Artist-in-residence Chi-Yu Liao appreciates CIA reception
CIA Exhibition: Nov 07, 2014
Fall 2014 Exhibitions
Story: Nov 15, 2014
Students capture two of the top prizes in museum's surreal d...
Events: Dec 01, 2014
The Art of Designing Everything
Social: about 9 hours ago via Facebook
Further evidence that CIA folks are all over the creative economy: Cleveland public radio’s David C. Barnett drills down into a recent 110-page report on the ec...
Story: Nov 04, 2014
New CIA building taking shape; set for December completion
Blog . iPad art education: not just college anymore

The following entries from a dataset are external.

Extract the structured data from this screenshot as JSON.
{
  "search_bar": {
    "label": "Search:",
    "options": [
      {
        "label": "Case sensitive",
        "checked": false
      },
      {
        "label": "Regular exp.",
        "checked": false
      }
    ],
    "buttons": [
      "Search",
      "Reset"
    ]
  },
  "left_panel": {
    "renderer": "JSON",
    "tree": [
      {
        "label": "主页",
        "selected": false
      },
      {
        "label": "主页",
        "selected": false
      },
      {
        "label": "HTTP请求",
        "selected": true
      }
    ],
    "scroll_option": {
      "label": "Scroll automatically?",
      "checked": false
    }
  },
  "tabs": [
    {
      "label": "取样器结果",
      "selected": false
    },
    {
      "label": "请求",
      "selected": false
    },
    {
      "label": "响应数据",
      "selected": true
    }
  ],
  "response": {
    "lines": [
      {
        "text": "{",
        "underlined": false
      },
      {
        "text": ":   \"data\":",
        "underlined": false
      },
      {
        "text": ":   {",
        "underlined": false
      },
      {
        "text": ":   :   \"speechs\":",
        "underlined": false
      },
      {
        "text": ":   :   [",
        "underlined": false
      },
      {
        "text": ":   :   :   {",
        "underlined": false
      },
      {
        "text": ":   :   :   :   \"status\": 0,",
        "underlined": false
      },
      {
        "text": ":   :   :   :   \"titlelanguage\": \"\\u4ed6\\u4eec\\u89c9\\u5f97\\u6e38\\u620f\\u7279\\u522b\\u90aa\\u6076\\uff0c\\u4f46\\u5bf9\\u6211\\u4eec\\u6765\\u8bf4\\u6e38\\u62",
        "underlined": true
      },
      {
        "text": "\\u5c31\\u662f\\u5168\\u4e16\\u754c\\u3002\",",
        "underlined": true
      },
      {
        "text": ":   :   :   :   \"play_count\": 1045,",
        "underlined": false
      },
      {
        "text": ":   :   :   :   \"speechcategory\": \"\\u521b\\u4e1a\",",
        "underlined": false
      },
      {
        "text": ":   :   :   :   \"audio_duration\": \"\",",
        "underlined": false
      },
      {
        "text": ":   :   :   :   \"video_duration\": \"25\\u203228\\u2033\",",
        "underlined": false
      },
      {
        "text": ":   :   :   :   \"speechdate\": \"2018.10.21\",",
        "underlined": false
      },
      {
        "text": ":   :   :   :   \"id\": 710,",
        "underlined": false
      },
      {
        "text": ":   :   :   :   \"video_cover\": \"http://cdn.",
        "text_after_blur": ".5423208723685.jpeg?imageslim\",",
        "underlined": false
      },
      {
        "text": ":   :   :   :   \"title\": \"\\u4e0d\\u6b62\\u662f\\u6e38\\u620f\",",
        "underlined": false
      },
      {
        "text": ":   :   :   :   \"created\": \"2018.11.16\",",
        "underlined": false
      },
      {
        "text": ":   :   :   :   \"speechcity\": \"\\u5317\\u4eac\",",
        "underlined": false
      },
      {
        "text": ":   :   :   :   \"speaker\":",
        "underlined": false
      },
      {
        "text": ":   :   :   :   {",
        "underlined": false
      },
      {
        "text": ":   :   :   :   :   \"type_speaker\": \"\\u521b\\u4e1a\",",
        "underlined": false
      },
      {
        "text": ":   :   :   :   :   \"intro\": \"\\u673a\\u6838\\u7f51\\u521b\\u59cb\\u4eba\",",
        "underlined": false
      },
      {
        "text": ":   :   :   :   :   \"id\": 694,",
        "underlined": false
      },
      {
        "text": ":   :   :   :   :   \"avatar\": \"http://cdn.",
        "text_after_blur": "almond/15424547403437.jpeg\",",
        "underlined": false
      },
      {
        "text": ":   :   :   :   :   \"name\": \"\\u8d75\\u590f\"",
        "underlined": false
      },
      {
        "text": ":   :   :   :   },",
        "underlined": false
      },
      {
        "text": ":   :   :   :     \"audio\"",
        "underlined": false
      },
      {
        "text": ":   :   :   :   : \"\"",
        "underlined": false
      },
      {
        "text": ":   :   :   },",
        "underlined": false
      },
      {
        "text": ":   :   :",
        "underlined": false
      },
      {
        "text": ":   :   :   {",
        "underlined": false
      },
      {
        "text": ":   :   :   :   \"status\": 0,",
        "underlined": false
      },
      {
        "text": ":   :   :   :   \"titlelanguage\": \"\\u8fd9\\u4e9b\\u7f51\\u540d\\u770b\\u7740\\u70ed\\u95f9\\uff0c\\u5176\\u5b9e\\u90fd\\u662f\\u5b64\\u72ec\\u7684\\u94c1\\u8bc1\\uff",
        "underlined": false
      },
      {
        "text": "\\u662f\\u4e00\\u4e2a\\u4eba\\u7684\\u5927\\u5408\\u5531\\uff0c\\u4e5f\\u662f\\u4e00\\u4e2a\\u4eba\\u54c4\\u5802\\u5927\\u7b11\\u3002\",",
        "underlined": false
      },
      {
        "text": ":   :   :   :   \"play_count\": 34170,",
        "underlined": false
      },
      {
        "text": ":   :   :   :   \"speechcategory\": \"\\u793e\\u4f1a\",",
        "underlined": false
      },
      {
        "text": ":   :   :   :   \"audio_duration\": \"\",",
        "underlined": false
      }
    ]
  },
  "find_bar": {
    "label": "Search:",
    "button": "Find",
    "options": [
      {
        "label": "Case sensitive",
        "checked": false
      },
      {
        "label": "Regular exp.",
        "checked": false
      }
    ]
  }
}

iPads as educational tools have been used for writing, pattern recognition, language development, and fine motor development in young children... so why not early art education? Two elementary school teachers have stepped up to that challenge with some astounding results. At first I was apprehensive. The smell of freshly sharpened crayon, paste, fingerpaint, and construction paper are an integral part of my memory of elementary school art classes. We made popsicle stick constructions, glued beads on things, threw glitter, used markers. That was art education in the early 90s. There might have been a computer somewhere, but it was for the teacher. No way us grubby little children would be allowed to touch an expensive and delicate machine, and even if we were, digital art was still in its infancy then. There wouldn't have been much for us to do. So papier mache it was. But those days are long gone. Digital media has seeped into every aspect of our culture and lives. Younger children are becoming proficient in the basics of web navigation, word processing, and email. So why not creativity? Well, two elementary school teachers in Illinois and New Jersey, respectively, have the nerve to ask just that. And the iPad, with its intuitive interface and its ability to take disinfectant wipes like a champ, was their device of choice to explore this concept. [caption id="attachment_2775" align="alignnone" width="400" caption="I can't help but imagine her smearing that iPad with grape jelly"][/caption] Like I said, I was skeptical. I was nervous. These kids don't know what they're playing with. If it breaks, it costs the teachers out of pocket to replace them. If they fill the speaker holes on the back with play dough, is that covered under applecare? And most important to me: how will early use of a digital tablet platform impact positively or negatively on their future ability to apply art knowledge to other platforms and other media? That question won't be answered until they grow up. But for now, all my fears were assuaged the second I saw this piece of student work: My Puppet Pal Fairytale from Tricia Fuglestad on Vimeo. Oh, right. I forgot, in all my grown-up-ness what art education is for little kids: it's play. It's fun. Kids don't ask whether building with Legos is more developmentally beneficial than making animations about princesses, they just do it. Kids learn through touch and through play. To be honest, looking back, if more of my classmates at that age had gotten basic digital art skills, they might have better websites now. It would have set the stage for them to learn on a digital platform, through an intermediary "stepping stone" between paper and crayon, and the big intimidating desktop with all its whirring parts and complex features. To be honest, the use of tablets in early art education could be wonderful for the adults the kids will become, but more immediately, it's great for who they are now. They are having the time of their lives, and learning principles of design, animation, photography, and color that can set the stage for a lifetime of artistic curiosity and passion. And who am I to argue with that? Read the interview with the teachers Here The gallery of student made work is Here